Unlike some of their mainstream media colleagues, editors at the Weekly Standard exhibit no angst about Ben Carson’s substantive changes at the U.S. Department of Housing and Urban Development.

Readers may draw their own conclusions about the merits or deficiencies of the [New York] Times story. In any case, it arises from a commonplace phenomenon that goes something like this: The new administration interprets its mission differently from the previous administration; bureaucrats accustomed to the former way of doing things take their complaints to the New York Times; the paper publishes a story about the new agency’s scandalous betrayal of its mission.

Fair enough, but forgive us if we fail to be outraged.

In this case, Obama-era HUD officials took an expansive view of the Fair Housing Act of 1968, which outlawed race discrimination in housing. They considered it their duty not just to interdict clearly illegal discrimination, but to force local governments to take “proactive steps” to ensure racially integrated housing outcomes. The problem with that view, leaving aside the question of whether it’s a valid interpretation of the Fair Housing Act and the Civil Rights Act, is that people of the same race or ethnicity often prefer to live near one another. They do so because they would rather live near family and friends than near strangers. Bigotry may or may not play some part of their decision, but any fair-minded person can see that such cases admit of some ambiguity.
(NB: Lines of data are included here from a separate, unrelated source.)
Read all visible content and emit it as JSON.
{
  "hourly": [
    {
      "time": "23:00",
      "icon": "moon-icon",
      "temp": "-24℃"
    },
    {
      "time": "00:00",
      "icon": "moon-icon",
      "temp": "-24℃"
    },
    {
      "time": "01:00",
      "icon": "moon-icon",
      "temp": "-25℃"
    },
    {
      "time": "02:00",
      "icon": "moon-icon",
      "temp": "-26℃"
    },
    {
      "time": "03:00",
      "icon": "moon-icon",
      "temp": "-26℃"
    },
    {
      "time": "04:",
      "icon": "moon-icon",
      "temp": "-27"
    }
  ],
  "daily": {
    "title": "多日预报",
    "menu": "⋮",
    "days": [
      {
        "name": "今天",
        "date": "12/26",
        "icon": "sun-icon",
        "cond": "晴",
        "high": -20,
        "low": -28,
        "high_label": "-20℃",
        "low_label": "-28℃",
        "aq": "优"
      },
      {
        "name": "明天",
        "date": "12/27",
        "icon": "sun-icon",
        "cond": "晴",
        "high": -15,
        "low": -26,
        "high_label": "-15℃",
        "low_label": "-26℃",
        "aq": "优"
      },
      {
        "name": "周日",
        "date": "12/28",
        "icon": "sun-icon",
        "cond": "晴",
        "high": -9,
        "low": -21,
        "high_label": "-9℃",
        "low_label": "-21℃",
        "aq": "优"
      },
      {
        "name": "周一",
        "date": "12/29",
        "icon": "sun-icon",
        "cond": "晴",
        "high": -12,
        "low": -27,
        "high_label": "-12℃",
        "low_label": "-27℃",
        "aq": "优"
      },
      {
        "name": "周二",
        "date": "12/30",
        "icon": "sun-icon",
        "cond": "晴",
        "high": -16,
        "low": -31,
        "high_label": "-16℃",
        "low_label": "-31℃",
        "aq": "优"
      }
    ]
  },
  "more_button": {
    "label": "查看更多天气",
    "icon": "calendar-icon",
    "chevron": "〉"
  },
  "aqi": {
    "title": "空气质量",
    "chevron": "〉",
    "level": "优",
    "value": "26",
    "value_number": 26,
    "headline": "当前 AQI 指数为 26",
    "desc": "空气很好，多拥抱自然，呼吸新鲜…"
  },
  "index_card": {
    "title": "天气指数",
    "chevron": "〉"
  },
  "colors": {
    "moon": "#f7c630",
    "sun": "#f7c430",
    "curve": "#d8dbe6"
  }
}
For the enlightened HUD of 2009-2017, however, people of the same race living in close proximity to each other is prima facie evidence of illegal race discrimination that must be countered by federal coercion. Any “segregated living pattern” is a “fair housing issue” and must be dealt with by force of law.